Is America Uniquely “Under God”?
As a rallying slogan for our civil religion, the proclamation that we are “one nation under God” arguably serves a useful social function, for it gives many Americans a sense of shared values and vision. But it is not a slogan kingdom people in America should take too seriously. We must always remember that, while some nations serve law and order better than others, the powers that govern all nations are to a significant extent corrupted by the polluting influence of Satan. We should know that part of this influence is manifested in violent, nationalistic pride, often buttressed by a nationalistic religion. We are to live in such a way that we manifest the radical difference between the kingdom of God and every version of the kingdom of the world. Our job, in other words, is to manifest the holiness of the kingdom of God, and that is how we are to be a light of hope to the world.

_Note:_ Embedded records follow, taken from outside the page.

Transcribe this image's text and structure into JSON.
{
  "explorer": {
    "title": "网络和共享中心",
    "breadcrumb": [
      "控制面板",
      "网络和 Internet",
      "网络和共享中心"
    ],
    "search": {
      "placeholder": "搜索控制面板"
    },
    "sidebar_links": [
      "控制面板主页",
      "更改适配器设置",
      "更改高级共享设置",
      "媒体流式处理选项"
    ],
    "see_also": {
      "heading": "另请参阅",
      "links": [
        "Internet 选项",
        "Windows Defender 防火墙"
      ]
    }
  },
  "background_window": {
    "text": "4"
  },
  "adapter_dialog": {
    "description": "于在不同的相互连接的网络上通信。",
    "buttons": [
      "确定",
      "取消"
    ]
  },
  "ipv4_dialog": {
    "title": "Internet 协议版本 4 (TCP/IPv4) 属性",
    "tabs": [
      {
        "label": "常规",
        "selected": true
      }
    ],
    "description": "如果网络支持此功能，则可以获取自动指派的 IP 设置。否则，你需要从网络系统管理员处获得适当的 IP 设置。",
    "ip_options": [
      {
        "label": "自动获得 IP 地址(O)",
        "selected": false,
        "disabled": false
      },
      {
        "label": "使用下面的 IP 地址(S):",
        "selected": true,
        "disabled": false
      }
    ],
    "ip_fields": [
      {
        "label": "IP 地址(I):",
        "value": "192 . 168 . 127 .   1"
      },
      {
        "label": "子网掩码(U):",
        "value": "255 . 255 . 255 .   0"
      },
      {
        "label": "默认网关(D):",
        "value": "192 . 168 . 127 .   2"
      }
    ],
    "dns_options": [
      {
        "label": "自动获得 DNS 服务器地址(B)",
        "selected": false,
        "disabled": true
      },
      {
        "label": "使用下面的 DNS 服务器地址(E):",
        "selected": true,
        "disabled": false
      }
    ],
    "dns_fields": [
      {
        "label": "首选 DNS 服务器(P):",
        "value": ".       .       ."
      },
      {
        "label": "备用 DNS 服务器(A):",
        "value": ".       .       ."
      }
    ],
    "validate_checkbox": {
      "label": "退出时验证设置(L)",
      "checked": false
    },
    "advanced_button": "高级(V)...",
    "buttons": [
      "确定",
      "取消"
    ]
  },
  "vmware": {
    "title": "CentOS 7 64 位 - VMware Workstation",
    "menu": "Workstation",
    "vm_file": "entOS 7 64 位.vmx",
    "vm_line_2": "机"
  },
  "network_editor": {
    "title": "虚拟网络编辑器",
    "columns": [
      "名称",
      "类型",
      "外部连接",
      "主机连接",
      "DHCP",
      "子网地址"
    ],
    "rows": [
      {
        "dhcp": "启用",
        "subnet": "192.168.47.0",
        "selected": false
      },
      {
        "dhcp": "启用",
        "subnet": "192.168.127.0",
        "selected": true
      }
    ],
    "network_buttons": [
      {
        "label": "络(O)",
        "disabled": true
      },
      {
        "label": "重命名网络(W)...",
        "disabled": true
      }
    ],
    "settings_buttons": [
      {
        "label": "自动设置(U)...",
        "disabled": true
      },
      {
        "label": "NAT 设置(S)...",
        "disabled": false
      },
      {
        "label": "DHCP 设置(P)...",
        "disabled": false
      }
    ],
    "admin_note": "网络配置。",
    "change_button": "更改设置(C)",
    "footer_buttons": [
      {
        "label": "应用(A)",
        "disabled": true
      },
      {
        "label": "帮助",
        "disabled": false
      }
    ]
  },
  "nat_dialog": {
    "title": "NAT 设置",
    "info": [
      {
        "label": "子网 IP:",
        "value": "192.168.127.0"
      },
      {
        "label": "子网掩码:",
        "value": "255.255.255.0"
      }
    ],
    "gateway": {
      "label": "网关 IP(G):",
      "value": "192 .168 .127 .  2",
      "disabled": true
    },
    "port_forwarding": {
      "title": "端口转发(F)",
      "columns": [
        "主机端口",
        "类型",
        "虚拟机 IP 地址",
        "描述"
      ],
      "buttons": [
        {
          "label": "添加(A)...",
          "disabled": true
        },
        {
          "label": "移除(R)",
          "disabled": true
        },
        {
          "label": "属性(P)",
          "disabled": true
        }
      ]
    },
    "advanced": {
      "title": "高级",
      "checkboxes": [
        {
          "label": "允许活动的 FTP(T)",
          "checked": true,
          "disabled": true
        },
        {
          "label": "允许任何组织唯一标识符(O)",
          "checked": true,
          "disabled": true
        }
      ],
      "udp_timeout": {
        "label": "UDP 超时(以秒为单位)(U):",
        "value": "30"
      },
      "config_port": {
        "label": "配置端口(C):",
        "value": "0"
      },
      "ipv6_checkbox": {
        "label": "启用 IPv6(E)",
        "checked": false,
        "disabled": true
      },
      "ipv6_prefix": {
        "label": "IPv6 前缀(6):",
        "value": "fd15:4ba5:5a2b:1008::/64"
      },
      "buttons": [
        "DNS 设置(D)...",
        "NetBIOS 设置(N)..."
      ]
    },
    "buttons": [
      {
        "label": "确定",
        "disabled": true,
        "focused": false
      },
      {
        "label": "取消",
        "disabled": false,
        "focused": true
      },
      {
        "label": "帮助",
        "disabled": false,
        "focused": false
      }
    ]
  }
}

When the theocratic-sounding slogan “one nation under God” is taken too seriously, it makes people think of America along the lines of Israel and the Old Testament rather than Jesus and the New Testament. But there are at least two conceptual problems with the Israel-theocratic paradigm.
First, there is no reason to believe America ever was a theocracy. Unlike Israel, we have no biblical or empirical reason to believe God ever intended to be king over America in any unique sense. True, some of those who were part of the original European conquest of this continent claim this, but why believe they are right?
Undoubtedly, part of the reason some Christians accept this claim is the fact that fallen humans have always tended to fuse religious and nationalistic and tribal interests. We want to believe that God is on our side, supports our causes, protects our interest, and ensures our victories — which, in one form or another, is precisely what most of our nationalistic enemies also believe. So it has been for most people throughout history.
The second fundamental problem with viewing America as a theocracy is that God’s theocratic program in the Old Testament was temporary, conditional—and ultimately abandoned. God formed Israel to be a distinct, set apart, holy people in order to use them to reach the whole world. Through the descendants of Abraham, all the families of the world were to be blessed (Gen 12:2-3). The Israelites were to be God’s ministers, his priests to the world. God took great pains (and inflicted great pains) to get his people into the “the Promised Land” because it was strategic in accomplishing this global mission.
This nationalistic program, however, never worked well, and Israel eventually demanded an earthly king like other nations. Many of their leaders didn’t listen to God and drove the country into ruin. Even more tragically, Israel forgot that its unique calling was not an end in itself. They were supposed to be set apart from the world so that they could effectively serve the world. But like so much of the church today, they became prideful of their unique holiness and judgmental of the people they were called to serve.
God, therefore, abandoned this nationalistic means of transforming the world. While God is by no means through with Israel, he is no longer using them or any other nation to grow his kingdom on the earth. The kingdom is now growing through Jesus Christ who lives in and through his corporate body.
Unlike the nation of Israel, This new “royal priesthood” (one Peter 2:9) is not to be conditioned by any nationalistic, ethnic, or ideological alliances. To the contrary, it is to be comprised of people from every tribe and every nation. Through his death and resurrection, Jesus utterly abolished all the typical kingdom-of-the-world categories that divide people: nation, race, gender, social, and economic status, and so on. And inasmuch as the church is called to manifest everything Jesus died for, manifesting this divisionless “new humanity” lies at the heart of the kingdom commission.
In light of this, we must conclude that any suggestion that God has returned to his Old Testament theocratic mode of operation — as in raising up America as a uniquely favored nation — is not only unwarranted, it is a direct assault on the distinct holiness of Jesus Christ and the kingdom he died to establish. While one may or may not contend that America wields the sword more justly than most other versions of the kingdom of the world, under no circumstances is a kingdom-of-God participant justified in claiming that it is a nation that is more “under God” than any other nation in the world.
—adapted from Myth of a Christian Nation, pages 147-153